◆ Requirement: When you find the word "site" in a line of the entries, please copy the whole line.

Records from a collection:
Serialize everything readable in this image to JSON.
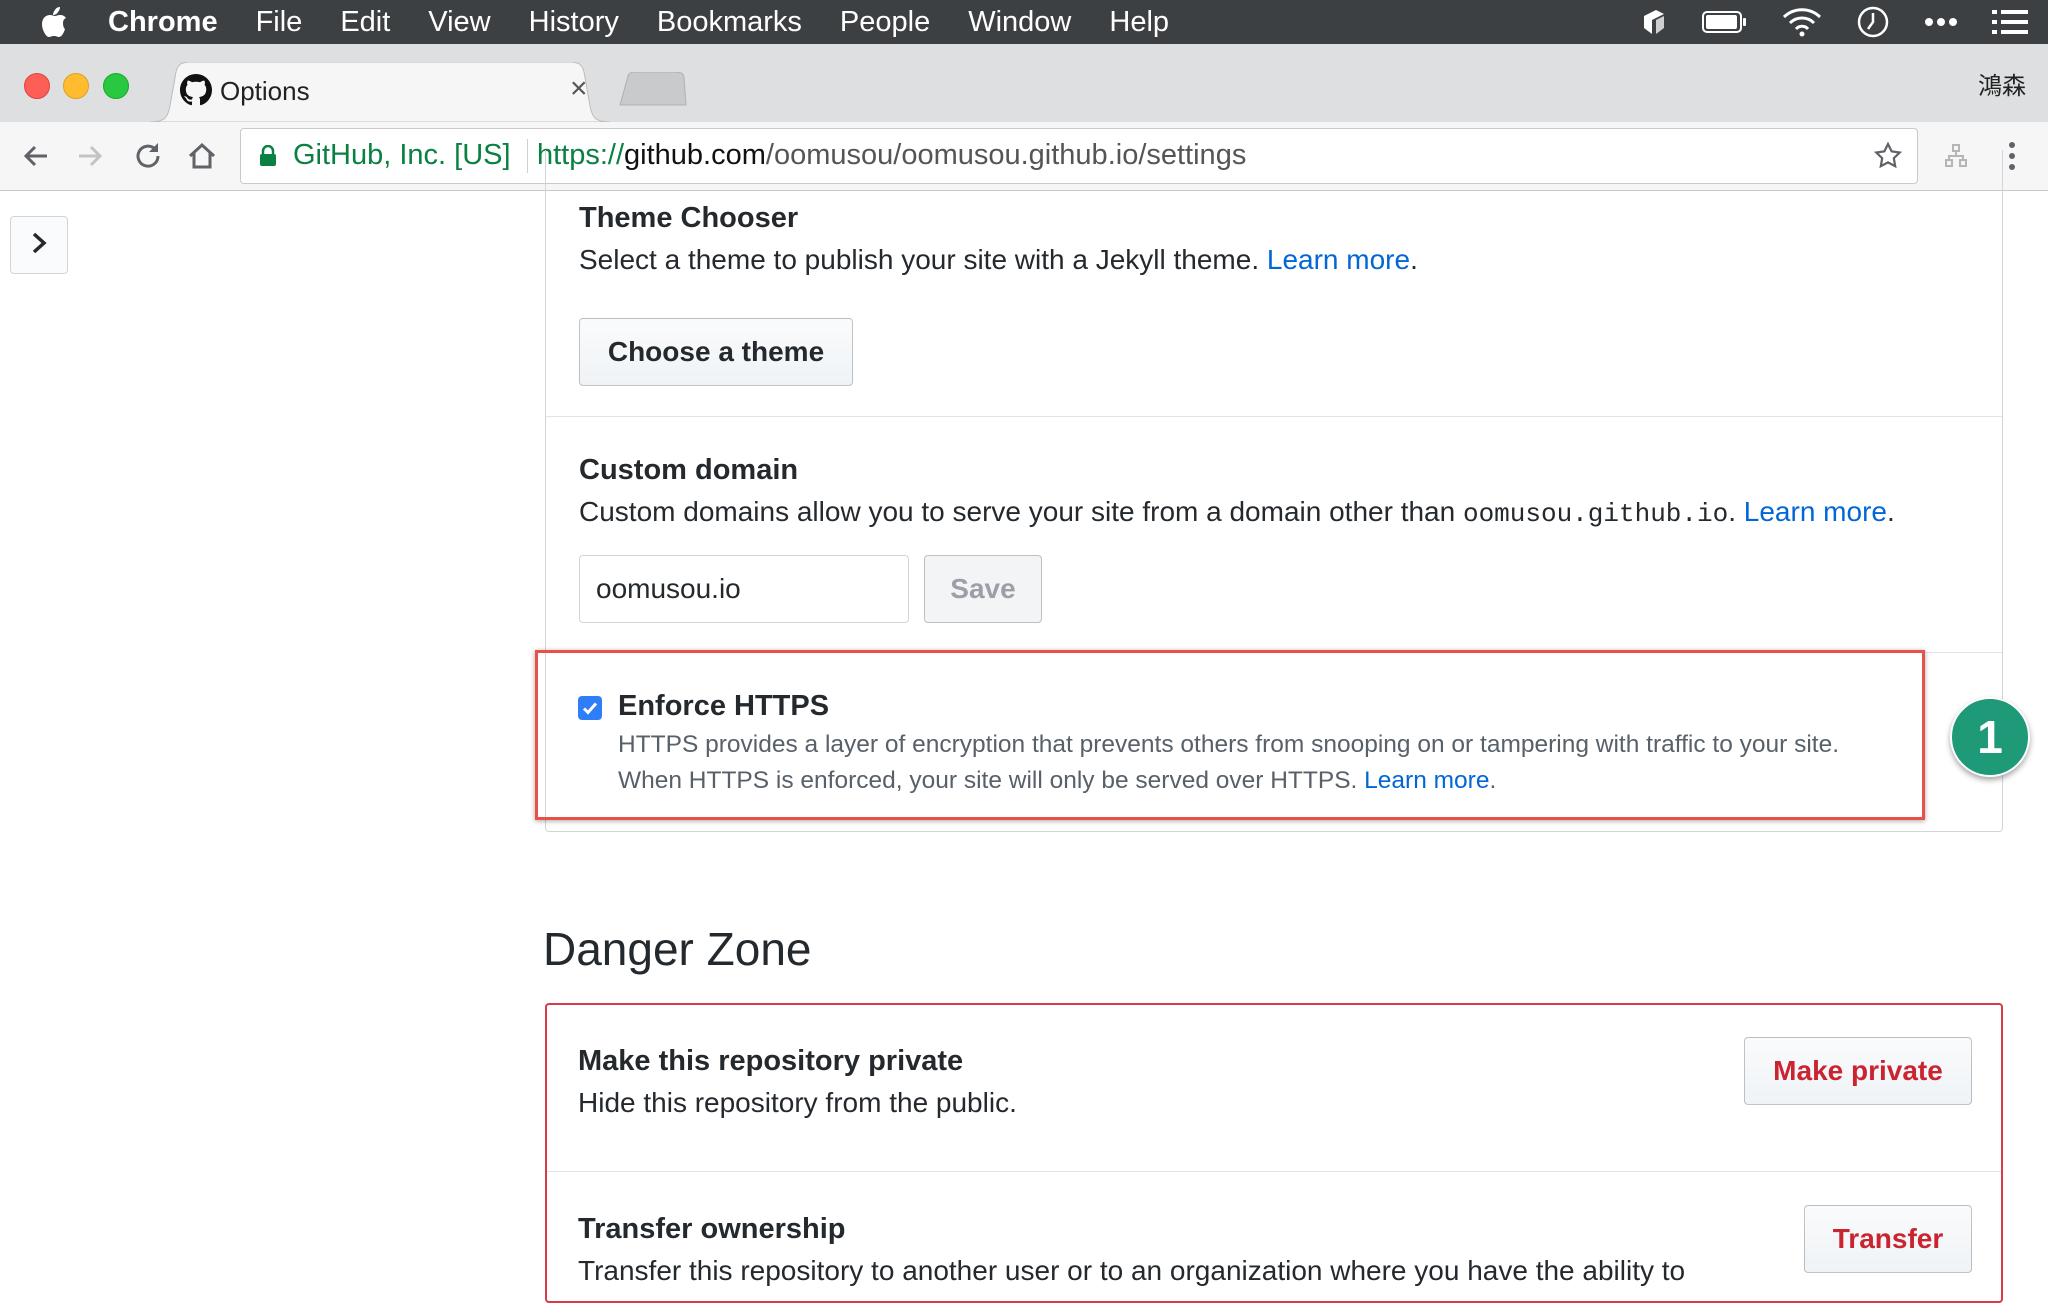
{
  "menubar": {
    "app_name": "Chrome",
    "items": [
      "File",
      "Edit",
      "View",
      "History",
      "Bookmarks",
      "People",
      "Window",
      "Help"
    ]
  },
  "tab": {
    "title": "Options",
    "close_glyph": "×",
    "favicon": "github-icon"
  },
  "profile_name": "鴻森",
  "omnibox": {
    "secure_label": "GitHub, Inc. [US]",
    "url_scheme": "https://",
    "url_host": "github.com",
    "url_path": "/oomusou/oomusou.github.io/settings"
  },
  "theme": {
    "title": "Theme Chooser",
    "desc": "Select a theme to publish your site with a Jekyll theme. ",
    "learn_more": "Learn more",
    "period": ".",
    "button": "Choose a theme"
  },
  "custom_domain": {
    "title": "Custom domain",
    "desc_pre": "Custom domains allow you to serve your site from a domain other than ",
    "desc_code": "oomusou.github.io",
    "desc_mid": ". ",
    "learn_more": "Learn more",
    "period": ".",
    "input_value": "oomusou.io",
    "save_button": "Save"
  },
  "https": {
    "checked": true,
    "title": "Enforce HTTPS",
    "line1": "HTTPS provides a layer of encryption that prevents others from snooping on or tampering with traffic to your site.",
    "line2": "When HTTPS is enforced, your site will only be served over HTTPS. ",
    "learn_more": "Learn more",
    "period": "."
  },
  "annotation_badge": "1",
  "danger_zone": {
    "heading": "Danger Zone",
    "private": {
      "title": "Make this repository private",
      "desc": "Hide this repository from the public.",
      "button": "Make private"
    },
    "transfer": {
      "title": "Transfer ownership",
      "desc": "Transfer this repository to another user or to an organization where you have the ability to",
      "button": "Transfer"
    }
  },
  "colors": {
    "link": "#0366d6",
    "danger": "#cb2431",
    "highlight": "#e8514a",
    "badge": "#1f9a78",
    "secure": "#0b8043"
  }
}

◆ Answer box:
    "desc": "Select a theme to publish your site with a Jekyll theme. ",
    "desc_pre": "Custom domains allow you to serve your site from a domain other than ",
    "line1": "HTTPS provides a layer of encryption that prevents others from snooping on or tampering with traffic to your site.",
    "line2": "When HTTPS is enforced, your site will only be served over HTTPS. ",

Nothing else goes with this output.